Provided records Start Marker

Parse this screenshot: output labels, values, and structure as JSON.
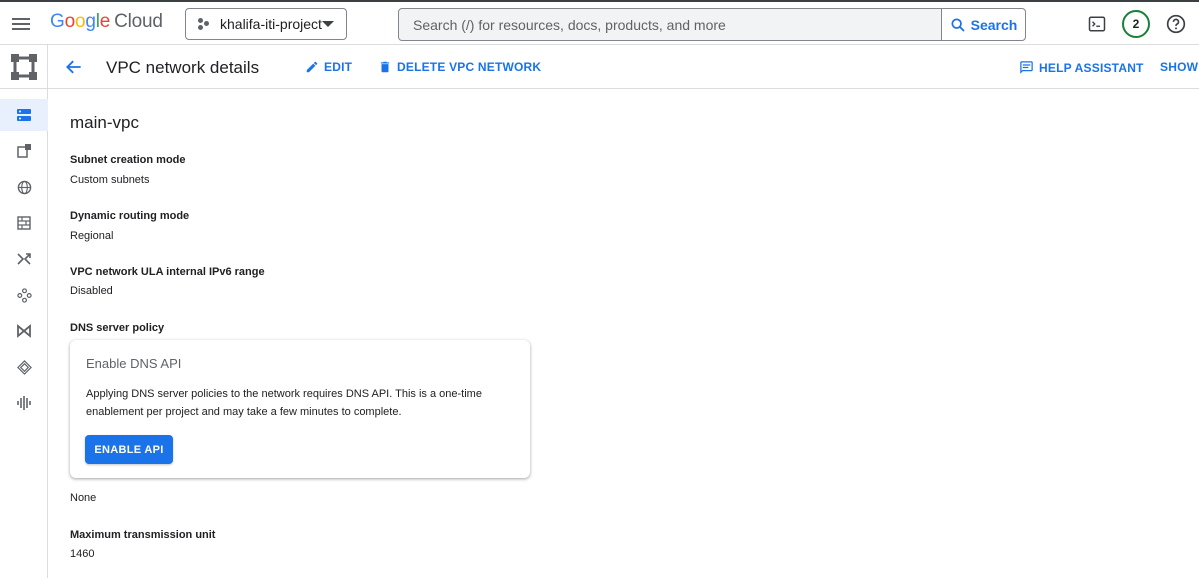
{
  "topbar": {
    "logo_google": [
      "G",
      "o",
      "o",
      "g",
      "l",
      "e"
    ],
    "logo_cloud": "Cloud",
    "project_name": "khalifa-iti-project",
    "search_placeholder": "Search (/) for resources, docs, products, and more",
    "search_button": "Search",
    "notifications_count": "2"
  },
  "rail": {
    "items": [
      "network-overview-icon",
      "vpc-networks-icon",
      "ip-addresses-icon",
      "firewall-icon",
      "routes-icon",
      "network-connectivity-icon",
      "vpc-peering-icon",
      "shared-vpc-icon",
      "packet-mirroring-icon"
    ]
  },
  "header": {
    "title": "VPC network details",
    "edit": "EDIT",
    "delete": "DELETE VPC NETWORK",
    "help_assistant": "HELP ASSISTANT",
    "show_panel": "SHOW I"
  },
  "details": {
    "network_name": "main-vpc",
    "subnet_mode_label": "Subnet creation mode",
    "subnet_mode_value": "Custom subnets",
    "routing_label": "Dynamic routing mode",
    "routing_value": "Regional",
    "ipv6_label": "VPC network ULA internal IPv6 range",
    "ipv6_value": "Disabled",
    "dns_label": "DNS server policy",
    "dns_value": "None",
    "mtu_label": "Maximum transmission unit",
    "mtu_value": "1460"
  },
  "dns_card": {
    "title": "Enable DNS API",
    "body": "Applying DNS server policies to the network requires DNS API. This is a one-time enablement per project and may take a few minutes to complete.",
    "button": "ENABLE API"
  },
  "colors": {
    "accent": "#1a73e8",
    "active_rail_bg": "#e8f0fe",
    "notification_ring": "#188038"
  }
}
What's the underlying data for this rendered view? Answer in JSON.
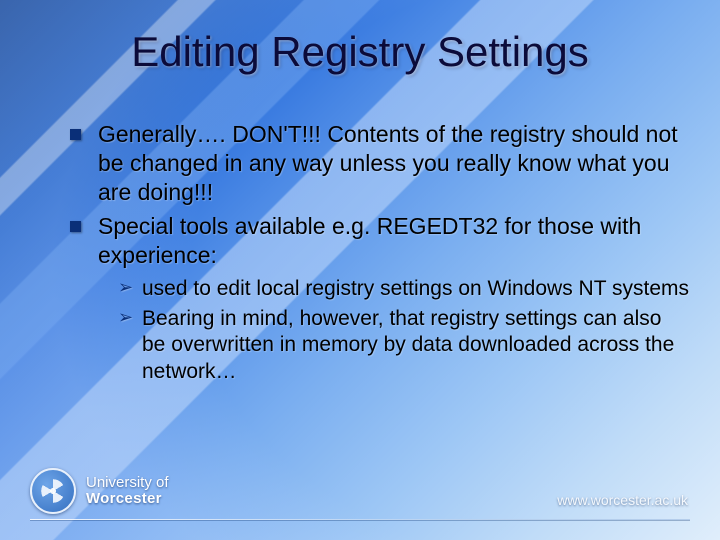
{
  "title": "Editing Registry Settings",
  "bullets": {
    "b0": "Generally…. DON'T!!! Contents of the registry should not be changed in any way unless you really know what you are doing!!!",
    "b1": "Special tools available e.g. REGEDT32 for those with experience:"
  },
  "subbullets": {
    "s0": "used to edit local registry settings on Windows NT systems",
    "s1": "Bearing in mind, however, that registry settings can also be overwritten in memory by data downloaded across the network…"
  },
  "footer": {
    "logo_line1": "University of",
    "logo_line2": "Worcester",
    "url": "www.worcester.ac.uk"
  }
}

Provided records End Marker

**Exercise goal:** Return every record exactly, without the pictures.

**Response to the exercise:**
Parse this screenshot: output labels, values, and structure as JSON.
{
  "topbar": {
    "logo_google": [
      "G",
      "o",
      "o",
      "g",
      "l",
      "e"
    ],
    "logo_cloud": "Cloud",
    "project_name": "khalifa-iti-project",
    "search_placeholder": "Search (/) for resources, docs, products, and more",
    "search_button": "Search",
    "notifications_count": "2"
  },
  "rail": {
    "items": [
      "network-overview-icon",
      "vpc-networks-icon",
      "ip-addresses-icon",
      "firewall-icon",
      "routes-icon",
      "network-connectivity-icon",
      "vpc-peering-icon",
      "shared-vpc-icon",
      "packet-mirroring-icon"
    ]
  },
  "header": {
    "title": "VPC network details",
    "edit": "EDIT",
    "delete": "DELETE VPC NETWORK",
    "help_assistant": "HELP ASSISTANT",
    "show_panel": "SHOW I"
  },
  "details": {
    "network_name": "main-vpc",
    "subnet_mode_label": "Subnet creation mode",
    "subnet_mode_value": "Custom subnets",
    "routing_label": "Dynamic routing mode",
    "routing_value": "Regional",
    "ipv6_label": "VPC network ULA internal IPv6 range",
    "ipv6_value": "Disabled",
    "dns_label": "DNS server policy",
    "dns_value": "None",
    "mtu_label": "Maximum transmission unit",
    "mtu_value": "1460"
  },
  "dns_card": {
    "title": "Enable DNS API",
    "body": "Applying DNS server policies to the network requires DNS API. This is a one-time enablement per project and may take a few minutes to complete.",
    "button": "ENABLE API"
  },
  "colors": {
    "accent": "#1a73e8",
    "active_rail_bg": "#e8f0fe",
    "notification_ring": "#188038"
  }
}
What's the underlying data for this rendered view? Answer in JSON.
{
  "title": "Editing Registry Settings",
  "bullets": {
    "b0": "Generally…. DON'T!!! Contents of the registry should not be changed in any way unless you really know what you are doing!!!",
    "b1": "Special tools available e.g. REGEDT32 for those with experience:"
  },
  "subbullets": {
    "s0": "used to edit local registry settings on Windows NT systems",
    "s1": "Bearing in mind, however, that registry settings can also be overwritten in memory by data downloaded across the network…"
  },
  "footer": {
    "logo_line1": "University of",
    "logo_line2": "Worcester",
    "url": "www.worcester.ac.uk"
  }
}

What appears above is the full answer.